  • Artistic - Artistic occupations frequently involve working with forms, designs and patterns. They often require self-expression and the work can be done without following a clear set of rules.
  • Enterprising - Enterprising occupations frequently involve starting up and carrying out projects. These occupations can involve leading people and making many decisions. Sometimes they require risk taking and often deal with business.

What Commercial and Industrial Designers Need to Learn

  • Design - Knowledge of design techniques, tools, and principles involved in production of precision technical plans, blueprints, drawings, and models.
  • Engineering and Technology - Knowledge of the practical application of engineering science and technology. This includes applying principles, techniques, procedures, and equipment to the design and production of various goods and services.
  • Production and Processing - Knowledge of raw materials, production processes, quality control, costs, and other techniques for maximizing the effective manufacture and distribution of goods.
  • Mechanical - Knowledge of machines and tools, including their designs, uses, repair, and maintenance.
  • Computers and Electronics - Knowledge of circuit boards, processors, chips, electronic equipment, and computer hardware and software, including applications and programming.
  • Mathematics - Knowledge of arithmetic, algebra, geometry, calculus, statistics, and their applications.
  • Physics - Knowledge and prediction of physical principles, laws, their interrelationships, and applications to understanding fluid, material, and atmospheric dynamics, and mechanical, electrical, atomic and sub- atomic structures and processes.
  • English Language - Knowledge of the structure and content of the English language including the meaning and spelling of words, rules of composition, and grammar.
Leaf iconThis career is a green occupation.
Median Salary: $67,790

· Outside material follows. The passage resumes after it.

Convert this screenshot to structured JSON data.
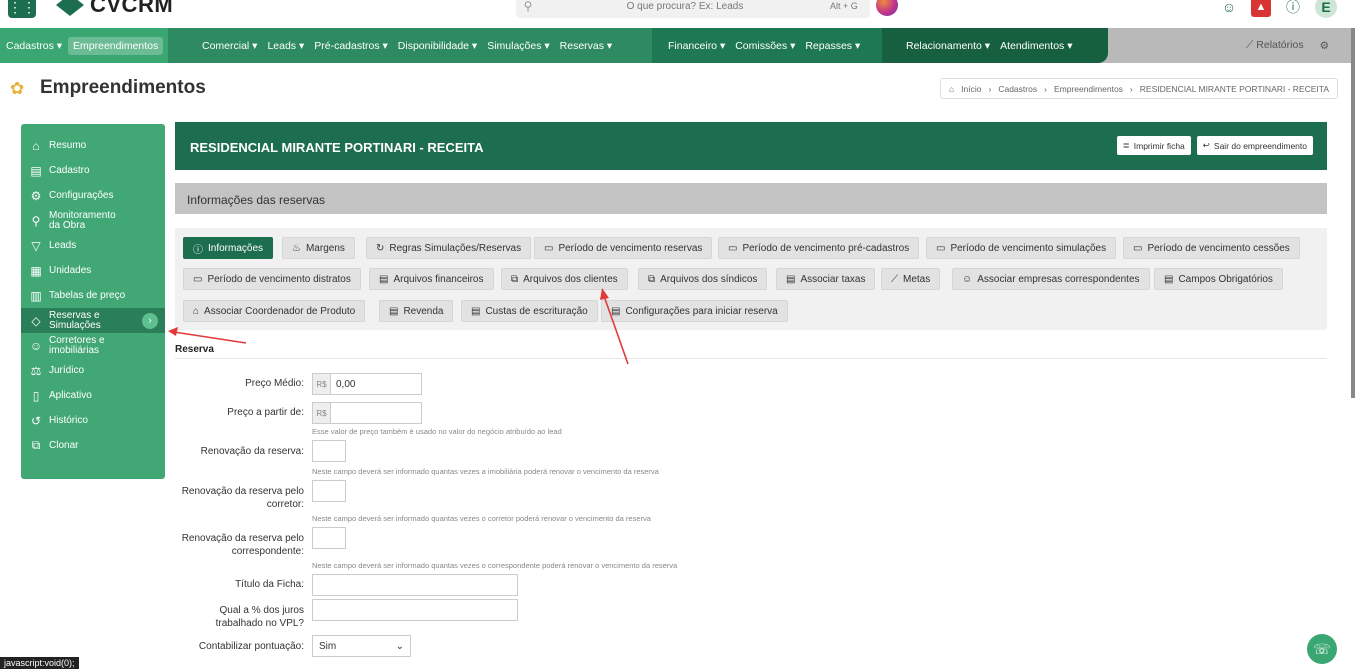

This page includes information from O*NET OnLine by the U.S. Department of Labor, Employment and Training Administration (USDOL/ETA). Used under the CC BY 4.0 license.